╔══

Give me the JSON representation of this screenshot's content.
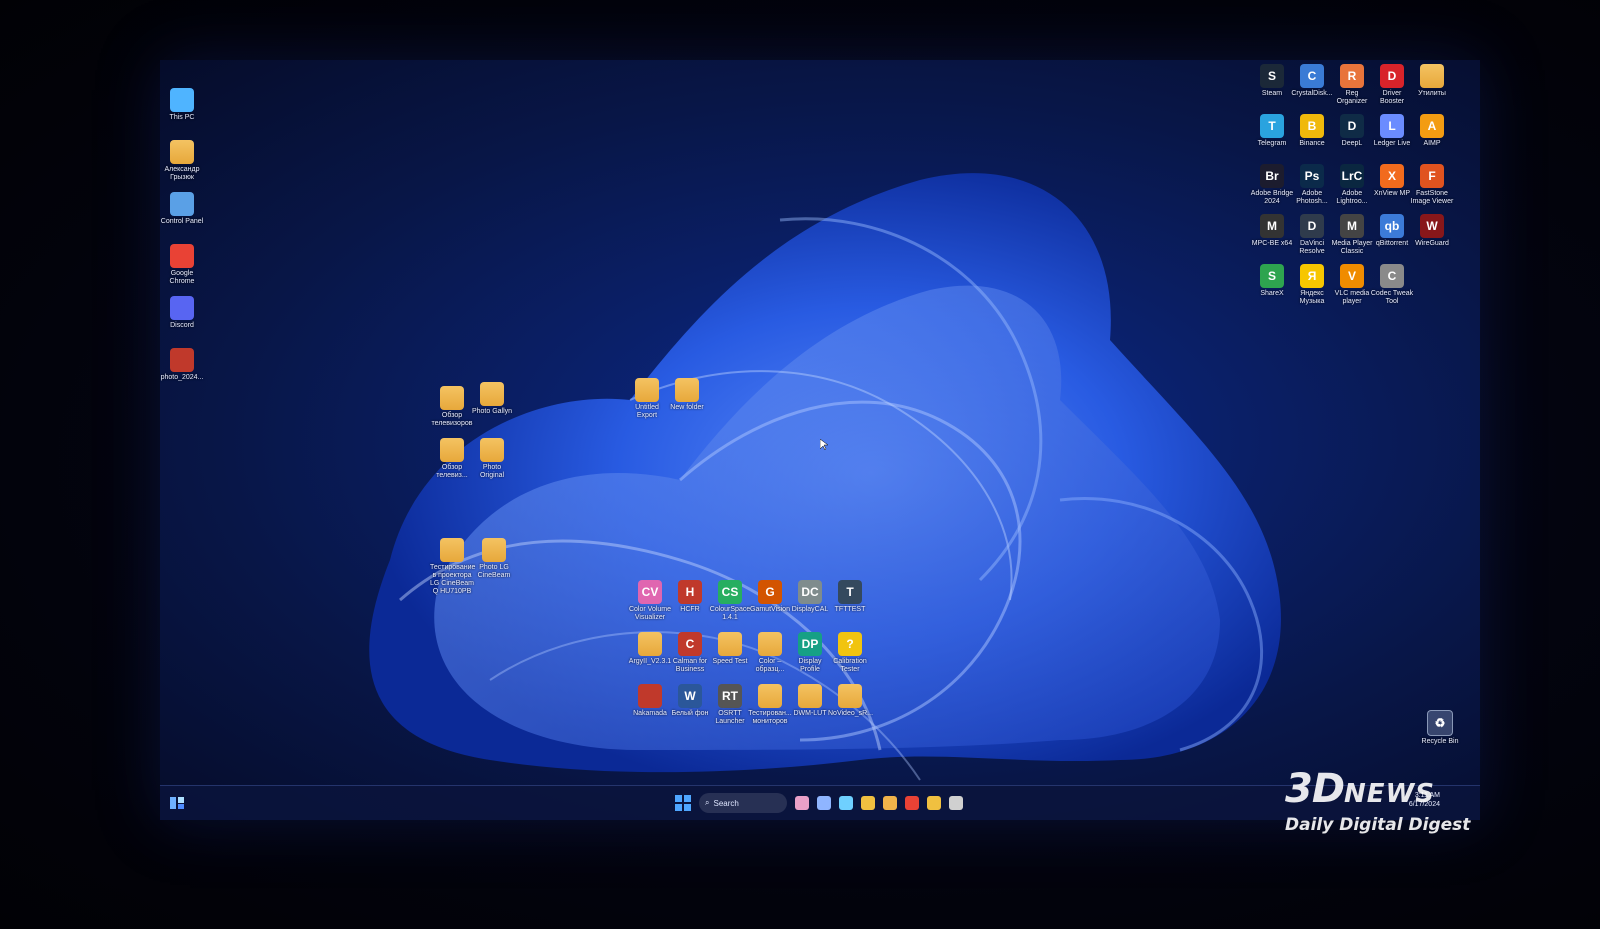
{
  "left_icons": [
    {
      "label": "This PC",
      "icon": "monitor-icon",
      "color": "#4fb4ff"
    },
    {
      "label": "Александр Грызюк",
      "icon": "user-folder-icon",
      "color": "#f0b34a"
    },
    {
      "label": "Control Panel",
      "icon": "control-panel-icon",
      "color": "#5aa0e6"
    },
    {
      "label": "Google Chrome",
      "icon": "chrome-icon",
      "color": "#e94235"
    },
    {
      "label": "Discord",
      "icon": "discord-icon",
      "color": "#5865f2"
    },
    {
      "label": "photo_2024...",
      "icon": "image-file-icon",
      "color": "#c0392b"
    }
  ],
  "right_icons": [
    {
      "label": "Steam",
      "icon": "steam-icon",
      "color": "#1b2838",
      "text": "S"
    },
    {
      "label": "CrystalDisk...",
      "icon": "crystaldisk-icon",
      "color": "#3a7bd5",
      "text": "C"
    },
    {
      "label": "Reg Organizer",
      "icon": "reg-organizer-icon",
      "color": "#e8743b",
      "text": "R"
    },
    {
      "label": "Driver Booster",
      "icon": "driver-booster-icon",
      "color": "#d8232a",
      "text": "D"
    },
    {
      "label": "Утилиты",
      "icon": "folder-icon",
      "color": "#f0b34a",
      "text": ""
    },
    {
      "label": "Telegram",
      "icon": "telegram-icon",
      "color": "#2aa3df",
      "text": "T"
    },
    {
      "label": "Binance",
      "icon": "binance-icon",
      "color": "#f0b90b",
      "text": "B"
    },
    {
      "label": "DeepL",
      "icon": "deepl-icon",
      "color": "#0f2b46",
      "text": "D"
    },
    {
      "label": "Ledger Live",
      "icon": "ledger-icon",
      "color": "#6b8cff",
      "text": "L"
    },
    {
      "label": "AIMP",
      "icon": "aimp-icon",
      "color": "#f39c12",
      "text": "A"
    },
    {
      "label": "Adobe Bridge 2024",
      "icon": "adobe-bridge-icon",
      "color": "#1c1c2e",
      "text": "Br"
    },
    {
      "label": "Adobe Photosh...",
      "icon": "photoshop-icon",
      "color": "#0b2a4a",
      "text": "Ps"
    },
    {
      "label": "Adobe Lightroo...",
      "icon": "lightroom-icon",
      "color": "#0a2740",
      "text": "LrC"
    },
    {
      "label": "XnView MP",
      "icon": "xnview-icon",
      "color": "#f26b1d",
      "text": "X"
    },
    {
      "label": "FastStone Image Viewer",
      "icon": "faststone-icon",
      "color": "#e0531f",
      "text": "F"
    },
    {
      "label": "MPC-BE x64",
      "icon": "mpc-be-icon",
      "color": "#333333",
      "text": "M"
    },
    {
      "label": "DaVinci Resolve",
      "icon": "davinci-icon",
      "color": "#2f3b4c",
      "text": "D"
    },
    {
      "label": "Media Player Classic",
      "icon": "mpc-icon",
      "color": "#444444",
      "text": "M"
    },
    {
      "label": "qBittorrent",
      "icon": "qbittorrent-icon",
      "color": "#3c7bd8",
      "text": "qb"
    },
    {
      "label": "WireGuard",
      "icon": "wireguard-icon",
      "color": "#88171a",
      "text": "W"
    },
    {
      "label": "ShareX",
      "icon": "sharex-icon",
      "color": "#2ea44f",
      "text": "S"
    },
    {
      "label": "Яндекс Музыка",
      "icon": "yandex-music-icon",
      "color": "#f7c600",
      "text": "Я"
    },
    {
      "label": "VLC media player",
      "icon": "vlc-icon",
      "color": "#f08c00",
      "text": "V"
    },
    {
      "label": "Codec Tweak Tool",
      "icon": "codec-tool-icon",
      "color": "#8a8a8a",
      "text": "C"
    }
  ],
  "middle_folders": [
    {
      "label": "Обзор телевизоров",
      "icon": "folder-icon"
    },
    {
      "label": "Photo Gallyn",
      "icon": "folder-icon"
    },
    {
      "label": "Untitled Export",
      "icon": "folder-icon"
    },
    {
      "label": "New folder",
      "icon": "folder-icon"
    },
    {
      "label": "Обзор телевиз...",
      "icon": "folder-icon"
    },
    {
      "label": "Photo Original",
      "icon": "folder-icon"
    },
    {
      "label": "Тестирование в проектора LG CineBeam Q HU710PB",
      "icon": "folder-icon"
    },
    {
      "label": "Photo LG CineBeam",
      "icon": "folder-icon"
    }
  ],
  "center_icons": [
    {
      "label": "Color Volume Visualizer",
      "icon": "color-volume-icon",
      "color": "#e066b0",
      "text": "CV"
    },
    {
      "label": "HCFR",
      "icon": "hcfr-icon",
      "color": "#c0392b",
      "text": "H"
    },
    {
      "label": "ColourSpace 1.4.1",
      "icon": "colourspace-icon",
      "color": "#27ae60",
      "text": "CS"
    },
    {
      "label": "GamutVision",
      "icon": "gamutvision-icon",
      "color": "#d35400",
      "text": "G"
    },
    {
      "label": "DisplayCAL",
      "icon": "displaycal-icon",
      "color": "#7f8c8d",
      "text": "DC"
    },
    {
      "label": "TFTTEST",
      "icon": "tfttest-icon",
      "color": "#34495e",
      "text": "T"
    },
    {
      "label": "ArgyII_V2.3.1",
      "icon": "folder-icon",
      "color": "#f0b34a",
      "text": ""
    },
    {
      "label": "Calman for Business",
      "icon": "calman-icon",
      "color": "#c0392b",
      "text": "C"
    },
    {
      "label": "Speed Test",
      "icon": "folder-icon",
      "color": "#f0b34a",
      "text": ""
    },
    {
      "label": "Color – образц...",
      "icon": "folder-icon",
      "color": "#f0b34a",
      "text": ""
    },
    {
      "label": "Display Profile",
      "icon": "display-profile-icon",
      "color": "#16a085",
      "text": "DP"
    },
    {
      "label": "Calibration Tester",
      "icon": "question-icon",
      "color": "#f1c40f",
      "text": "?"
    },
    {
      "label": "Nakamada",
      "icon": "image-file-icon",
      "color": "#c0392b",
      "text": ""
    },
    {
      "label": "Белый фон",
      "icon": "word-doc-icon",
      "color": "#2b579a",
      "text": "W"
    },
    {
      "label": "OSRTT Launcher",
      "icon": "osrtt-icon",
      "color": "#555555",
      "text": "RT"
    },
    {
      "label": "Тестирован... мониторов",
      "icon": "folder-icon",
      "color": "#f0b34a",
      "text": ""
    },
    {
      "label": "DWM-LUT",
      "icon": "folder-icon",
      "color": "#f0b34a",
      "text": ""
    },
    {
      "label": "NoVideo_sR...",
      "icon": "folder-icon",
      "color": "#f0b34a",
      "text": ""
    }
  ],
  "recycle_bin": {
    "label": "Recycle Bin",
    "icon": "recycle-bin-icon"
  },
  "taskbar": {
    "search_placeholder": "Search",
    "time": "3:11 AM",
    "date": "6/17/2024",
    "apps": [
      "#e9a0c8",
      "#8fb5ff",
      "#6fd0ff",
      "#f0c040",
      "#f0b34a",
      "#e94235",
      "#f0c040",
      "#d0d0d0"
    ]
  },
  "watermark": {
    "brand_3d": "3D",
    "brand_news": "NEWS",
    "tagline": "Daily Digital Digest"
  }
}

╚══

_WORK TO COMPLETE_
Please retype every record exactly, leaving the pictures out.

_TASK OUTPUT_
Give me the JSON representation of this screenshot's content.
{
  "left_icons": [
    {
      "label": "This PC",
      "icon": "monitor-icon",
      "color": "#4fb4ff"
    },
    {
      "label": "Александр Грызюк",
      "icon": "user-folder-icon",
      "color": "#f0b34a"
    },
    {
      "label": "Control Panel",
      "icon": "control-panel-icon",
      "color": "#5aa0e6"
    },
    {
      "label": "Google Chrome",
      "icon": "chrome-icon",
      "color": "#e94235"
    },
    {
      "label": "Discord",
      "icon": "discord-icon",
      "color": "#5865f2"
    },
    {
      "label": "photo_2024...",
      "icon": "image-file-icon",
      "color": "#c0392b"
    }
  ],
  "right_icons": [
    {
      "label": "Steam",
      "icon": "steam-icon",
      "color": "#1b2838",
      "text": "S"
    },
    {
      "label": "CrystalDisk...",
      "icon": "crystaldisk-icon",
      "color": "#3a7bd5",
      "text": "C"
    },
    {
      "label": "Reg Organizer",
      "icon": "reg-organizer-icon",
      "color": "#e8743b",
      "text": "R"
    },
    {
      "label": "Driver Booster",
      "icon": "driver-booster-icon",
      "color": "#d8232a",
      "text": "D"
    },
    {
      "label": "Утилиты",
      "icon": "folder-icon",
      "color": "#f0b34a",
      "text": ""
    },
    {
      "label": "Telegram",
      "icon": "telegram-icon",
      "color": "#2aa3df",
      "text": "T"
    },
    {
      "label": "Binance",
      "icon": "binance-icon",
      "color": "#f0b90b",
      "text": "B"
    },
    {
      "label": "DeepL",
      "icon": "deepl-icon",
      "color": "#0f2b46",
      "text": "D"
    },
    {
      "label": "Ledger Live",
      "icon": "ledger-icon",
      "color": "#6b8cff",
      "text": "L"
    },
    {
      "label": "AIMP",
      "icon": "aimp-icon",
      "color": "#f39c12",
      "text": "A"
    },
    {
      "label": "Adobe Bridge 2024",
      "icon": "adobe-bridge-icon",
      "color": "#1c1c2e",
      "text": "Br"
    },
    {
      "label": "Adobe Photosh...",
      "icon": "photoshop-icon",
      "color": "#0b2a4a",
      "text": "Ps"
    },
    {
      "label": "Adobe Lightroo...",
      "icon": "lightroom-icon",
      "color": "#0a2740",
      "text": "LrC"
    },
    {
      "label": "XnView MP",
      "icon": "xnview-icon",
      "color": "#f26b1d",
      "text": "X"
    },
    {
      "label": "FastStone Image Viewer",
      "icon": "faststone-icon",
      "color": "#e0531f",
      "text": "F"
    },
    {
      "label": "MPC-BE x64",
      "icon": "mpc-be-icon",
      "color": "#333333",
      "text": "M"
    },
    {
      "label": "DaVinci Resolve",
      "icon": "davinci-icon",
      "color": "#2f3b4c",
      "text": "D"
    },
    {
      "label": "Media Player Classic",
      "icon": "mpc-icon",
      "color": "#444444",
      "text": "M"
    },
    {
      "label": "qBittorrent",
      "icon": "qbittorrent-icon",
      "color": "#3c7bd8",
      "text": "qb"
    },
    {
      "label": "WireGuard",
      "icon": "wireguard-icon",
      "color": "#88171a",
      "text": "W"
    },
    {
      "label": "ShareX",
      "icon": "sharex-icon",
      "color": "#2ea44f",
      "text": "S"
    },
    {
      "label": "Яндекс Музыка",
      "icon": "yandex-music-icon",
      "color": "#f7c600",
      "text": "Я"
    },
    {
      "label": "VLC media player",
      "icon": "vlc-icon",
      "color": "#f08c00",
      "text": "V"
    },
    {
      "label": "Codec Tweak Tool",
      "icon": "codec-tool-icon",
      "color": "#8a8a8a",
      "text": "C"
    }
  ],
  "middle_folders": [
    {
      "label": "Обзор телевизоров",
      "icon": "folder-icon"
    },
    {
      "label": "Photo Gallyn",
      "icon": "folder-icon"
    },
    {
      "label": "Untitled Export",
      "icon": "folder-icon"
    },
    {
      "label": "New folder",
      "icon": "folder-icon"
    },
    {
      "label": "Обзор телевиз...",
      "icon": "folder-icon"
    },
    {
      "label": "Photo Original",
      "icon": "folder-icon"
    },
    {
      "label": "Тестирование в проектора LG CineBeam Q HU710PB",
      "icon": "folder-icon"
    },
    {
      "label": "Photo LG CineBeam",
      "icon": "folder-icon"
    }
  ],
  "center_icons": [
    {
      "label": "Color Volume Visualizer",
      "icon": "color-volume-icon",
      "color": "#e066b0",
      "text": "CV"
    },
    {
      "label": "HCFR",
      "icon": "hcfr-icon",
      "color": "#c0392b",
      "text": "H"
    },
    {
      "label": "ColourSpace 1.4.1",
      "icon": "colourspace-icon",
      "color": "#27ae60",
      "text": "CS"
    },
    {
      "label": "GamutVision",
      "icon": "gamutvision-icon",
      "color": "#d35400",
      "text": "G"
    },
    {
      "label": "DisplayCAL",
      "icon": "displaycal-icon",
      "color": "#7f8c8d",
      "text": "DC"
    },
    {
      "label": "TFTTEST",
      "icon": "tfttest-icon",
      "color": "#34495e",
      "text": "T"
    },
    {
      "label": "ArgyII_V2.3.1",
      "icon": "folder-icon",
      "color": "#f0b34a",
      "text": ""
    },
    {
      "label": "Calman for Business",
      "icon": "calman-icon",
      "color": "#c0392b",
      "text": "C"
    },
    {
      "label": "Speed Test",
      "icon": "folder-icon",
      "color": "#f0b34a",
      "text": ""
    },
    {
      "label": "Color – образц...",
      "icon": "folder-icon",
      "color": "#f0b34a",
      "text": ""
    },
    {
      "label": "Display Profile",
      "icon": "display-profile-icon",
      "color": "#16a085",
      "text": "DP"
    },
    {
      "label": "Calibration Tester",
      "icon": "question-icon",
      "color": "#f1c40f",
      "text": "?"
    },
    {
      "label": "Nakamada",
      "icon": "image-file-icon",
      "color": "#c0392b",
      "text": ""
    },
    {
      "label": "Белый фон",
      "icon": "word-doc-icon",
      "color": "#2b579a",
      "text": "W"
    },
    {
      "label": "OSRTT Launcher",
      "icon": "osrtt-icon",
      "color": "#555555",
      "text": "RT"
    },
    {
      "label": "Тестирован... мониторов",
      "icon": "folder-icon",
      "color": "#f0b34a",
      "text": ""
    },
    {
      "label": "DWM-LUT",
      "icon": "folder-icon",
      "color": "#f0b34a",
      "text": ""
    },
    {
      "label": "NoVideo_sR...",
      "icon": "folder-icon",
      "color": "#f0b34a",
      "text": ""
    }
  ],
  "recycle_bin": {
    "label": "Recycle Bin",
    "icon": "recycle-bin-icon"
  },
  "taskbar": {
    "search_placeholder": "Search",
    "time": "3:11 AM",
    "date": "6/17/2024",
    "apps": [
      "#e9a0c8",
      "#8fb5ff",
      "#6fd0ff",
      "#f0c040",
      "#f0b34a",
      "#e94235",
      "#f0c040",
      "#d0d0d0"
    ]
  },
  "watermark": {
    "brand_3d": "3D",
    "brand_news": "NEWS",
    "tagline": "Daily Digital Digest"
  }
}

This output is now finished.